Extracted data entries:
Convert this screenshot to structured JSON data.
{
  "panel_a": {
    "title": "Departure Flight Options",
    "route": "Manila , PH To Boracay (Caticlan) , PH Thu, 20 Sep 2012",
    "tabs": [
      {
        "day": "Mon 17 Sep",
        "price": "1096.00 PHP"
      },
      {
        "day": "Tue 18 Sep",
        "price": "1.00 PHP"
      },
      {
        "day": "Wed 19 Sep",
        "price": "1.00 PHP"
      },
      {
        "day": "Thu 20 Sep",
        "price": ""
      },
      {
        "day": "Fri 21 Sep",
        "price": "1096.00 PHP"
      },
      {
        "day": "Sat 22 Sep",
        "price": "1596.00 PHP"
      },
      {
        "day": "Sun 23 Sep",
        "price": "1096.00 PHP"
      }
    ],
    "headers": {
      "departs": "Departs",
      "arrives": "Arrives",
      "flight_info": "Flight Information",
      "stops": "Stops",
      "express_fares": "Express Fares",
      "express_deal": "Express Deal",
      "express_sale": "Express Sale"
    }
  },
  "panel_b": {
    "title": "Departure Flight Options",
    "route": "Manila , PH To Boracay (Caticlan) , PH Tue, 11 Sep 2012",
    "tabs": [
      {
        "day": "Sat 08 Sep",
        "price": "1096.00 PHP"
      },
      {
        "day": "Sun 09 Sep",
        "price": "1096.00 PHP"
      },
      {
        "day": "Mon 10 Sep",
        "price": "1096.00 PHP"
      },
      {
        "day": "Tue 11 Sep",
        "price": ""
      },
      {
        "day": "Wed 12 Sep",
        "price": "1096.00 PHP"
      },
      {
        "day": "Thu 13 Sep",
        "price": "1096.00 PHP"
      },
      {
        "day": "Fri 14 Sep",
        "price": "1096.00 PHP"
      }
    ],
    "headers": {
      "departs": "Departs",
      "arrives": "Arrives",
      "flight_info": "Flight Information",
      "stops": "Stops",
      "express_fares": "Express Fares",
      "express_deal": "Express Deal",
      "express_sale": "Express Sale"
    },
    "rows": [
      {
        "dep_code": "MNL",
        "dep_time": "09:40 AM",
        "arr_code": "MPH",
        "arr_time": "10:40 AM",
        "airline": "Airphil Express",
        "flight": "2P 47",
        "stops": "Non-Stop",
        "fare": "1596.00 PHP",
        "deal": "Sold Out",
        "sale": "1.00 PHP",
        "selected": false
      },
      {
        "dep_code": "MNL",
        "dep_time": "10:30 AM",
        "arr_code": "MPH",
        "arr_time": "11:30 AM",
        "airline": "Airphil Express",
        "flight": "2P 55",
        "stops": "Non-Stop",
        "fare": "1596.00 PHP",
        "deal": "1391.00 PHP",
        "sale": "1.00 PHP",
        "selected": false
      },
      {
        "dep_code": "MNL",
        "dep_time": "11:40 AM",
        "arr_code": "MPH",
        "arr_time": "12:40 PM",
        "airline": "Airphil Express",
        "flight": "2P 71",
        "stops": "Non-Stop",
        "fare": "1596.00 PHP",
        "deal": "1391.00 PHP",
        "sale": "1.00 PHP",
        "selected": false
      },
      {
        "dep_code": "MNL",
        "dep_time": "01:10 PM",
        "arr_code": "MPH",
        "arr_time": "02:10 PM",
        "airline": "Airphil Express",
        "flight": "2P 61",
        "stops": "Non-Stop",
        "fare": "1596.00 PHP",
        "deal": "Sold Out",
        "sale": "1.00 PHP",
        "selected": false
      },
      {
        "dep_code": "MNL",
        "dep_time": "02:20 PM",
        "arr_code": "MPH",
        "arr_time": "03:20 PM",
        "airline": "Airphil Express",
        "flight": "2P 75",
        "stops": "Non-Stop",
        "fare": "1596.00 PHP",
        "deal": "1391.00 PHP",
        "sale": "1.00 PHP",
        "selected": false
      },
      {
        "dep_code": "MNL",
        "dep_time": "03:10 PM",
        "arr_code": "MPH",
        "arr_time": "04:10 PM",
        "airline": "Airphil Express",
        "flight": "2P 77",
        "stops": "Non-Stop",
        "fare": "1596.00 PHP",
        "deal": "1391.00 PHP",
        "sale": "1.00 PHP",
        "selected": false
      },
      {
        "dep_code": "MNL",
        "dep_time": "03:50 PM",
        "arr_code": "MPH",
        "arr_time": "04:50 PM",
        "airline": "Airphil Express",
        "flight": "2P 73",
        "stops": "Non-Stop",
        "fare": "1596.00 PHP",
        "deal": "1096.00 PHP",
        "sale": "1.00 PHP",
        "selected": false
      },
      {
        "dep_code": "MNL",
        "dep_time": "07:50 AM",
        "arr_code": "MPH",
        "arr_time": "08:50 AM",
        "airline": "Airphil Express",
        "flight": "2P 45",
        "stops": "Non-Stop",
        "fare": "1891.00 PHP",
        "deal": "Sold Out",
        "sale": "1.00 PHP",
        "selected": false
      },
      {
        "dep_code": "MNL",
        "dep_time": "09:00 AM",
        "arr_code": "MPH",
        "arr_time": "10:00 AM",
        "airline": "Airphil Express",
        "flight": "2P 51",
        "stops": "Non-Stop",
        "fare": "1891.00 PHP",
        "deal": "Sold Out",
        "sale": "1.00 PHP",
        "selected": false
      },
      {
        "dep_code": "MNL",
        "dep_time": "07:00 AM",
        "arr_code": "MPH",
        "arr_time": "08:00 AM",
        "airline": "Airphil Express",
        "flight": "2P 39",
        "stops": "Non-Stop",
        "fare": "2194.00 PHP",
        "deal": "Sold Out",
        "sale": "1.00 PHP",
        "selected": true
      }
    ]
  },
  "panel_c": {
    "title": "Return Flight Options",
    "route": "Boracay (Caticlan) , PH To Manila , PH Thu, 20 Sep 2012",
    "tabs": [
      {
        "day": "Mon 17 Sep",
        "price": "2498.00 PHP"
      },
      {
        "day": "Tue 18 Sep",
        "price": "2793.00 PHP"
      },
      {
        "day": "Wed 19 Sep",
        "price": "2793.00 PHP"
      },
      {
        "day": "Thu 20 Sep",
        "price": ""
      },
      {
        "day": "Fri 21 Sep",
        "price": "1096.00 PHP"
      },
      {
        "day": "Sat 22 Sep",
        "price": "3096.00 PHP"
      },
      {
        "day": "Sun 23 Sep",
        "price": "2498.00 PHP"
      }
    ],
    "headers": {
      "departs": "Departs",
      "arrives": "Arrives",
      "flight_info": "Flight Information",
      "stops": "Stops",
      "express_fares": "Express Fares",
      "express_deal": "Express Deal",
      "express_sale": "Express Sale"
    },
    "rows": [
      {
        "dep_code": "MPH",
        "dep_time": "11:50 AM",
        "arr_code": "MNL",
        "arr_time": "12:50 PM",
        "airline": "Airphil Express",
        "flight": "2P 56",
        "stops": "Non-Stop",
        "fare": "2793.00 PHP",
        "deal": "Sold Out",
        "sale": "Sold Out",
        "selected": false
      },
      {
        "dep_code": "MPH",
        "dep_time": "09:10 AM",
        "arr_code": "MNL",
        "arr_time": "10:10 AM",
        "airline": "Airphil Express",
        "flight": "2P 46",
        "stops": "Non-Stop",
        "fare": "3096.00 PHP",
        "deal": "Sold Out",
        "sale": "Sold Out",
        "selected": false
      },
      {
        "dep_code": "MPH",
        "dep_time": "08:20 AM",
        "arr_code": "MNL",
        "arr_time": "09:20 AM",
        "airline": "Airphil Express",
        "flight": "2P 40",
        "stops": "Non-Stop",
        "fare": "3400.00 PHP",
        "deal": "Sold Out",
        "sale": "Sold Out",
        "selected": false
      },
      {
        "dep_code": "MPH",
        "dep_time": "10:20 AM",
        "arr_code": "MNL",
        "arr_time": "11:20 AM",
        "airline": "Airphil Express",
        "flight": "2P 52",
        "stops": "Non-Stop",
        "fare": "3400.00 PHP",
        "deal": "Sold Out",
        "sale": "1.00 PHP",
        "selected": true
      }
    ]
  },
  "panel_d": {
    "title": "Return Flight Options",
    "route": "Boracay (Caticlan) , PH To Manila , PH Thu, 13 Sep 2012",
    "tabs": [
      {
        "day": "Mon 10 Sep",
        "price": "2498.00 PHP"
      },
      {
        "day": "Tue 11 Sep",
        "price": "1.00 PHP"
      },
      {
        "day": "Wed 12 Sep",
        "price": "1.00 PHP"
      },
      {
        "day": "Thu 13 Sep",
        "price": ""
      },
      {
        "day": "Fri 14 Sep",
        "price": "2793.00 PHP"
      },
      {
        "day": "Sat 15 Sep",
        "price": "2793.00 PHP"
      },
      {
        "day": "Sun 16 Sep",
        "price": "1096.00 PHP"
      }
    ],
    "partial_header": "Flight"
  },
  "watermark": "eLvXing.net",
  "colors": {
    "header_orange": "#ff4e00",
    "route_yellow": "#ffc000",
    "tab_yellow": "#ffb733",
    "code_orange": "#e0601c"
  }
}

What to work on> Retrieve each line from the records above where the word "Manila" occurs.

The answer>
    "route": "Manila , PH To Boracay (Caticlan) , PH Thu, 20 Sep 2012",
    "route": "Manila , PH To Boracay (Caticlan) , PH Tue, 11 Sep 2012",
    "route": "Boracay (Caticlan) , PH To Manila , PH Thu, 20 Sep 2012",
    "route": "Boracay (Caticlan) , PH To Manila , PH Thu, 13 Sep 2012",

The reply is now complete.